Alternative Versions Of The Myth

Narcissus and Echo, by Benjamin West, 1805, private collection, via Wikimedia Commons


Let’s take a look at a few alternative versions of the Echo and Narcissus myth.


According to Parthenius of Nicaea, Narcissus did not transform into a flower after losing the will to live. Instead, Parthenius presents a version in which the myth ends with Narcissus taking his own life.


Pausanias also presents an alternative version in which Narcissus has a twin sister. They were looking exactly the same, wore the same clothes, and hunted together. Narcissus was madly in love with his sister, and after she died, he visited the spring to look at his reflection and cheat himself into thinking that the reflection was his sister.

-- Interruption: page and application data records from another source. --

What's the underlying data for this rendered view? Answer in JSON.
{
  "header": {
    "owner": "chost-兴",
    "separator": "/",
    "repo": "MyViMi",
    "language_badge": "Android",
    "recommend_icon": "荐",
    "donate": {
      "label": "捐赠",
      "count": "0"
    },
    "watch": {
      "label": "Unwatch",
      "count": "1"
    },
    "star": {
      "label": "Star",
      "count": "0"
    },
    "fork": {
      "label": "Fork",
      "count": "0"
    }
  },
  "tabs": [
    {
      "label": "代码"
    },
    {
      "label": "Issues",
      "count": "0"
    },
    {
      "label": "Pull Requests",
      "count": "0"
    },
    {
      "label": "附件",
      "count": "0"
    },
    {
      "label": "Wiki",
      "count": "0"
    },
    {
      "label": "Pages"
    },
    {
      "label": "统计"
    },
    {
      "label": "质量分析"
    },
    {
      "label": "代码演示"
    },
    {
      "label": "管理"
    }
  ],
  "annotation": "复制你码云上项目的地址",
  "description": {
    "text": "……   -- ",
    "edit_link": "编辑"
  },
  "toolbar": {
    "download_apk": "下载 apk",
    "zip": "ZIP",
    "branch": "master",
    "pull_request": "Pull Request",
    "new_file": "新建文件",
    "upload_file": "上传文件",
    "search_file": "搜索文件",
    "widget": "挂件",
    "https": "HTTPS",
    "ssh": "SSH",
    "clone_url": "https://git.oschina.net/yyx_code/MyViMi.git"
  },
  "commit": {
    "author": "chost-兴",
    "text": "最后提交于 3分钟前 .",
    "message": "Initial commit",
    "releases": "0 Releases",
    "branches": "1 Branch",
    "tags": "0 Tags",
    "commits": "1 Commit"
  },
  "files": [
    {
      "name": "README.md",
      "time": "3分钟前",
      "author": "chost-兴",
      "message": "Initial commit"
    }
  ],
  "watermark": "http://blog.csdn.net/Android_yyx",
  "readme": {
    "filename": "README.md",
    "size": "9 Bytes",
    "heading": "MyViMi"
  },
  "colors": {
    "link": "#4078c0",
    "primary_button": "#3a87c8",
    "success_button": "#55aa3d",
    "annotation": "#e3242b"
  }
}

According to Longus, a Greek novelist of the 2nd century CE, Echo lived among the nymphs who taught her to sing. As she grew, her voice became more and more beautiful until she could sing better than even the gods. The great god Pan could not accept a mere nymph singing better than him, so he punished her. Pan drove animals and humans around Echo mad. In their frenzy, they ate the nymph. Echo’s voice was then scattered across the world, carried by the animals and humans that had consumed her. In the end, Gaia (Earth goddess) hid Echo’s voice within herself. Echo’s punishment, in this case, is reminiscent of Arachne, who was also punished by Athena for surpassing the goddess in the art of weaving.


Echo and Narcissus’ Myth Reception

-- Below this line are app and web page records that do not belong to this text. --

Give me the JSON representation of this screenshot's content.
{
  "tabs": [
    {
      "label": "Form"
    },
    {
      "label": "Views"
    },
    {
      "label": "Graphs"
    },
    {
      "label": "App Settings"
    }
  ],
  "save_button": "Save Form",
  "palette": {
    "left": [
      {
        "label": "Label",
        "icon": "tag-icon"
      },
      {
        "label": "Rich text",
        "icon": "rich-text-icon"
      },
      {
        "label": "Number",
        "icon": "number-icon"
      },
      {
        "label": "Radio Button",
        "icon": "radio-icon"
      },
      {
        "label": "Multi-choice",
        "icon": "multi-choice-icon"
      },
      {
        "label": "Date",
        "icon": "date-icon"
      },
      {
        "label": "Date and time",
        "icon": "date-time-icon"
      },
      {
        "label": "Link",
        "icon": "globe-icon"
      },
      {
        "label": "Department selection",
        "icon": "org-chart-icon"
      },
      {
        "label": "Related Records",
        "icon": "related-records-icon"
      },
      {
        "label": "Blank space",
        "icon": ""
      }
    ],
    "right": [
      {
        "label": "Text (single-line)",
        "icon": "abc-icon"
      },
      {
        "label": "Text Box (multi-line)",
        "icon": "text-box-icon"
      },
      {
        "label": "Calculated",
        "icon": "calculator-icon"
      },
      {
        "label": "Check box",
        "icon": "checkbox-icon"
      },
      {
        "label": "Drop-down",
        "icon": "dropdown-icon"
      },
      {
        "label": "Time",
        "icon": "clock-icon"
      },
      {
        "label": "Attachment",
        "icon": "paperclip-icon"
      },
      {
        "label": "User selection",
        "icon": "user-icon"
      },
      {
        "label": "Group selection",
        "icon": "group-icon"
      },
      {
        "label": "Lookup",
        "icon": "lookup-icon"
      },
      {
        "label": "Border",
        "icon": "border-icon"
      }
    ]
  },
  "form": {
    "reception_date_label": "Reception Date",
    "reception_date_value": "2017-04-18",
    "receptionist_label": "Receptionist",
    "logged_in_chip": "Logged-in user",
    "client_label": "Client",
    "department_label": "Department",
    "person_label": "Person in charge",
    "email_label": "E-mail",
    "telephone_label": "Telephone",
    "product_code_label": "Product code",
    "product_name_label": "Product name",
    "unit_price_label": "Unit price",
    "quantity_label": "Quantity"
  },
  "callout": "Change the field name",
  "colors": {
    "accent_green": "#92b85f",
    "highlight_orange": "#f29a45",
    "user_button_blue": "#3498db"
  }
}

Metamorphosis of Narcissus, by Salvador Dali, 1937, Tate


Echo’s and Narcissus’ myth has been especially popular in art throughout the centuries. It is difficult to keep track of all the artworks that have been inspired by the story. From Medieval retellings like the 12th century Lay of Narcissus to Herman Hesse’s Narcissus and Goldmund (1930), the story has continued to fascinate and inspire.


An important part in the reception of the myth also played psychoanalysis and, more specifically, Sigmund Freud’s 1914 essay On Narcissism. There, Freud described the condition of excessive selfishness and standardized the name narcissism, derived from Narcissus, to describe a stage between autoerotism and object love.

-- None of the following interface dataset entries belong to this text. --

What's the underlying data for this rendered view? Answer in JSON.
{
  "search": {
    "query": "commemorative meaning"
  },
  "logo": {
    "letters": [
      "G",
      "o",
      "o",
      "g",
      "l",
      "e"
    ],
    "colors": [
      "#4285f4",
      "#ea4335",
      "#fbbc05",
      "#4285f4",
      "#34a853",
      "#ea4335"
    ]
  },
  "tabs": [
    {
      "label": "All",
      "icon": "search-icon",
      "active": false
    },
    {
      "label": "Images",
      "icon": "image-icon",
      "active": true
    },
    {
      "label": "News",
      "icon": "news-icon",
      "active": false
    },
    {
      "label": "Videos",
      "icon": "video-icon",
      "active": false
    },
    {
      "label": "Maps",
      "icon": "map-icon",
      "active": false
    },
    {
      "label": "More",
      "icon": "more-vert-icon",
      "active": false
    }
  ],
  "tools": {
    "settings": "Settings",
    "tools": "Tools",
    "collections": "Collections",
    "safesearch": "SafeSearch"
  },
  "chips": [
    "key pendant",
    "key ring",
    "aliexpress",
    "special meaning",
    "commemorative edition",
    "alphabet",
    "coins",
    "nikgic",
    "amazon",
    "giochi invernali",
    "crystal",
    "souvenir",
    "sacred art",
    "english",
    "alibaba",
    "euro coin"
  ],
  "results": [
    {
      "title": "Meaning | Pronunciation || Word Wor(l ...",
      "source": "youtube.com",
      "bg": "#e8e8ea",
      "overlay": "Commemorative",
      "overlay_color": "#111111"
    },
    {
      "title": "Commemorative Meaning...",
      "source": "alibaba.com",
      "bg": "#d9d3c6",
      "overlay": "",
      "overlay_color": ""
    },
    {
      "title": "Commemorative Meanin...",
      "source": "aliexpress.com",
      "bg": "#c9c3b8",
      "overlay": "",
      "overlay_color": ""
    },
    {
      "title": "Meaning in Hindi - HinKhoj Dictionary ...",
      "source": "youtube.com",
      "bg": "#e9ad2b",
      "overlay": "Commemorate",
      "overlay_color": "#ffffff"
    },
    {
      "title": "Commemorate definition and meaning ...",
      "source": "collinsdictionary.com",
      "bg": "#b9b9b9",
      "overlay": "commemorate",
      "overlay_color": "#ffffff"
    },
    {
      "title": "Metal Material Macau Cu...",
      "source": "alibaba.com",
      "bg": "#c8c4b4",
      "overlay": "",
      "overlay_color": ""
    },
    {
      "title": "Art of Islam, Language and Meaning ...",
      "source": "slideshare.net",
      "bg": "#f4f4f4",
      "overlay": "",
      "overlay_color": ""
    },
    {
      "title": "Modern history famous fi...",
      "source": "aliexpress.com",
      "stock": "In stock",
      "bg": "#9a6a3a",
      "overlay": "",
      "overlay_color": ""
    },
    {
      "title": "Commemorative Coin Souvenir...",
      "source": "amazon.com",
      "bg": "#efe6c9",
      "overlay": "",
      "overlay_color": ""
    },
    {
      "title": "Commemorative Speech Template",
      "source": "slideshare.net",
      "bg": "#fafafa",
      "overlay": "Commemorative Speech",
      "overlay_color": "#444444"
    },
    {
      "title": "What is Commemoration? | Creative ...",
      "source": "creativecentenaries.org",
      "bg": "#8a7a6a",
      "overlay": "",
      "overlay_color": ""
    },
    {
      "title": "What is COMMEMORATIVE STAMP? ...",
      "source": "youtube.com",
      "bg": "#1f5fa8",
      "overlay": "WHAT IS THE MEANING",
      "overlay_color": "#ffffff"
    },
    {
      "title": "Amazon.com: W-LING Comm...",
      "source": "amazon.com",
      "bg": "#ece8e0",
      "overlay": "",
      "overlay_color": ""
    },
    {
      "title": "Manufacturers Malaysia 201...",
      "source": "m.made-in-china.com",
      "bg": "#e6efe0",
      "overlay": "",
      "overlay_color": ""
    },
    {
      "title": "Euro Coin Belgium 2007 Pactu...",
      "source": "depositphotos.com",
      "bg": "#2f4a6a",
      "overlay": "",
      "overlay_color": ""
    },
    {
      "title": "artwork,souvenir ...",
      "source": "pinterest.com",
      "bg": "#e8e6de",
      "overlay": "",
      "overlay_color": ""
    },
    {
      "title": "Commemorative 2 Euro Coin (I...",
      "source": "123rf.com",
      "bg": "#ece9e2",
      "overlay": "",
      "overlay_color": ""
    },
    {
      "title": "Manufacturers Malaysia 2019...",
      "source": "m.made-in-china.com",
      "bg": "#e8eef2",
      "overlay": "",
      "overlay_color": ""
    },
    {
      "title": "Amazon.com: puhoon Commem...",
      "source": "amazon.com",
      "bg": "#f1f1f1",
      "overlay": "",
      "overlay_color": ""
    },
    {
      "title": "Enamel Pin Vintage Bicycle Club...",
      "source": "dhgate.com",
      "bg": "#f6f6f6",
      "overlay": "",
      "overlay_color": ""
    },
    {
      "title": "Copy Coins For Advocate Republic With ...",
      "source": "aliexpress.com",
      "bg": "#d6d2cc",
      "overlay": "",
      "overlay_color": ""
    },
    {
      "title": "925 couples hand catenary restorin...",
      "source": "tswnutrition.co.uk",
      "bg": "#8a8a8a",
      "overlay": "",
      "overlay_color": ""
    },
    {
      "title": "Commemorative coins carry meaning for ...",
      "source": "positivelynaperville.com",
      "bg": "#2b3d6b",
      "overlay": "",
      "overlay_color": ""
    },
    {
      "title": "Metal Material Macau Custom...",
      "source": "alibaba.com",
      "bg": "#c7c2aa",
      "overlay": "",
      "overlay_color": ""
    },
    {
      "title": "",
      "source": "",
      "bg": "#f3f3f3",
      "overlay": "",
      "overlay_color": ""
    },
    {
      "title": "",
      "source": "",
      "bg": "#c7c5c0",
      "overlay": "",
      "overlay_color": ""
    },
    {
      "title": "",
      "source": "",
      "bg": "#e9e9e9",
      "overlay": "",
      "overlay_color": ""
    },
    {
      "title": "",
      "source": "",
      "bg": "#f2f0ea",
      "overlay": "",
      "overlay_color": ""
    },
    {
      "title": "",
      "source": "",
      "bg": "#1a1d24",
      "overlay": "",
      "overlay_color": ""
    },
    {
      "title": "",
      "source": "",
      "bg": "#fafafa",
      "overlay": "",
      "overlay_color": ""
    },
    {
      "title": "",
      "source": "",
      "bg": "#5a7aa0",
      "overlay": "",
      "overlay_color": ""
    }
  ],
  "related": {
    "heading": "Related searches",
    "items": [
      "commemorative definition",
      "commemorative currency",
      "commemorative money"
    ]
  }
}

Echo and Narcissus chose death or, rather, nothingness after being seriously heartbroken. However, while Echo lost the will to live after being turned down by someone else, Narcissus chose to abandon life after realizing that he was unable to love anyone other than himself. If we think about it carefully, Narcissus’ myth is not about a boy who loved his reflection in the water. It is about a boy’s inadequacy to love others outside of himself. Above all, the transformation stories of both Echo and Narcissus can be read as a warning that love and obsession often lie closer than we think.


In the age of social media, the term narcissism keeps coming up in our feeds more and more frequently. Narcissus’ myth can remind us that obsessive self-love is not something new and certainly not healthy.

Author Image

By Antonis ChaliakopoulosMSc Museum Studies, BA History & ArchaeologyAntonis is an archaeologist with a passion for museums and heritage and a keen interest in aesthetics and the reception of classical art. He holds an MSc in Museum Studies from the University of Glasgow and a BA in History and Archaeology from the University of Athens (NKUA) where he is currently working on his PhD.